(Dataset rows for apps and sites)

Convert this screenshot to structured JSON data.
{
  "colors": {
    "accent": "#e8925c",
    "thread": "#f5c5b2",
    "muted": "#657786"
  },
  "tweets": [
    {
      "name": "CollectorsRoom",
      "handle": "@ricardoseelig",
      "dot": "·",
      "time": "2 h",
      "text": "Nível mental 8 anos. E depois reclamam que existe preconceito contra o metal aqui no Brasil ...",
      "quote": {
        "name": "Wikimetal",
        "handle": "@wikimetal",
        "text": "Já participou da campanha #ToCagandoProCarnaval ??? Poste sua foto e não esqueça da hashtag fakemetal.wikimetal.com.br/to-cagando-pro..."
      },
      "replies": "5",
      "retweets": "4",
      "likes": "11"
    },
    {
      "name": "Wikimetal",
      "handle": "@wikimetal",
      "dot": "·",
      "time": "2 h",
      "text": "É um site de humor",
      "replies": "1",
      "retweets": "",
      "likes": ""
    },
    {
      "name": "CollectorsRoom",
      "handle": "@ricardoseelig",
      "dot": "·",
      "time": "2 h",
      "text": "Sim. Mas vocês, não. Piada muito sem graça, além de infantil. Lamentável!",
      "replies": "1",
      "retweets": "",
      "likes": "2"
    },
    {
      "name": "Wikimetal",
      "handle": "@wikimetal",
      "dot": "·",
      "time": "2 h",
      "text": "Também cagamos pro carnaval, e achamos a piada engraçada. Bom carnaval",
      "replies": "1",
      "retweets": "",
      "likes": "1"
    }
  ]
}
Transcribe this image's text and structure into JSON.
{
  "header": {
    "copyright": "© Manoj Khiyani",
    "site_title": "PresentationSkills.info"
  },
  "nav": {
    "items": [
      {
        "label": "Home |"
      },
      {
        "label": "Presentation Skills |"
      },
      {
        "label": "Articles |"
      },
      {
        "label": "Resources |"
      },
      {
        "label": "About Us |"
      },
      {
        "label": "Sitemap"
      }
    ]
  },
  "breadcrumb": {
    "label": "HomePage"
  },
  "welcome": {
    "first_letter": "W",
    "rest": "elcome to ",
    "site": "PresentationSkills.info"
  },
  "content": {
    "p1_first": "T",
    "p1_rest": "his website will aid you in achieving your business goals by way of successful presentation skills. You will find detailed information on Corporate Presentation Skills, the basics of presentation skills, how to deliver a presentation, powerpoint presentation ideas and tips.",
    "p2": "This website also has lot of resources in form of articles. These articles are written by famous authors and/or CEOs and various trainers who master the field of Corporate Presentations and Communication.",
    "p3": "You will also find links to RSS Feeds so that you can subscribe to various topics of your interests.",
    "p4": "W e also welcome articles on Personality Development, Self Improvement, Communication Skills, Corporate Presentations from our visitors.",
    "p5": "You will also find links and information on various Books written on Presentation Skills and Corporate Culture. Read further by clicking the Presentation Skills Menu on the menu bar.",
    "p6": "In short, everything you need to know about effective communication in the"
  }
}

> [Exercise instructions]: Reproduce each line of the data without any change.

> [Reply]:
Convert this screenshot to structured JSON data.
{
  "colors": {
    "accent": "#e8925c",
    "thread": "#f5c5b2",
    "muted": "#657786"
  },
  "tweets": [
    {
      "name": "CollectorsRoom",
      "handle": "@ricardoseelig",
      "dot": "·",
      "time": "2 h",
      "text": "Nível mental 8 anos. E depois reclamam que existe preconceito contra o metal aqui no Brasil ...",
      "quote": {
        "name": "Wikimetal",
        "handle": "@wikimetal",
        "text": "Já participou da campanha #ToCagandoProCarnaval ??? Poste sua foto e não esqueça da hashtag fakemetal.wikimetal.com.br/to-cagando-pro..."
      },
      "replies": "5",
      "retweets": "4",
      "likes": "11"
    },
    {
      "name": "Wikimetal",
      "handle": "@wikimetal",
      "dot": "·",
      "time": "2 h",
      "text": "É um site de humor",
      "replies": "1",
      "retweets": "",
      "likes": ""
    },
    {
      "name": "CollectorsRoom",
      "handle": "@ricardoseelig",
      "dot": "·",
      "time": "2 h",
      "text": "Sim. Mas vocês, não. Piada muito sem graça, além de infantil. Lamentável!",
      "replies": "1",
      "retweets": "",
      "likes": "2"
    },
    {
      "name": "Wikimetal",
      "handle": "@wikimetal",
      "dot": "·",
      "time": "2 h",
      "text": "Também cagamos pro carnaval, e achamos a piada engraçada. Bom carnaval",
      "replies": "1",
      "retweets": "",
      "likes": "1"
    }
  ]
}
Transcribe this image's text and structure into JSON.
{
  "header": {
    "copyright": "© Manoj Khiyani",
    "site_title": "PresentationSkills.info"
  },
  "nav": {
    "items": [
      {
        "label": "Home |"
      },
      {
        "label": "Presentation Skills |"
      },
      {
        "label": "Articles |"
      },
      {
        "label": "Resources |"
      },
      {
        "label": "About Us |"
      },
      {
        "label": "Sitemap"
      }
    ]
  },
  "breadcrumb": {
    "label": "HomePage"
  },
  "welcome": {
    "first_letter": "W",
    "rest": "elcome to ",
    "site": "PresentationSkills.info"
  },
  "content": {
    "p1_first": "T",
    "p1_rest": "his website will aid you in achieving your business goals by way of successful presentation skills. You will find detailed information on Corporate Presentation Skills, the basics of presentation skills, how to deliver a presentation, powerpoint presentation ideas and tips.",
    "p2": "This website also has lot of resources in form of articles. These articles are written by famous authors and/or CEOs and various trainers who master the field of Corporate Presentations and Communication.",
    "p3": "You will also find links to RSS Feeds so that you can subscribe to various topics of your interests.",
    "p4": "W e also welcome articles on Personality Development, Self Improvement, Communication Skills, Corporate Presentations from our visitors.",
    "p5": "You will also find links and information on various Books written on Presentation Skills and Corporate Culture. Read further by clicking the Presentation Skills Menu on the menu bar.",
    "p6": "In short, everything you need to know about effective communication in the"
  }
}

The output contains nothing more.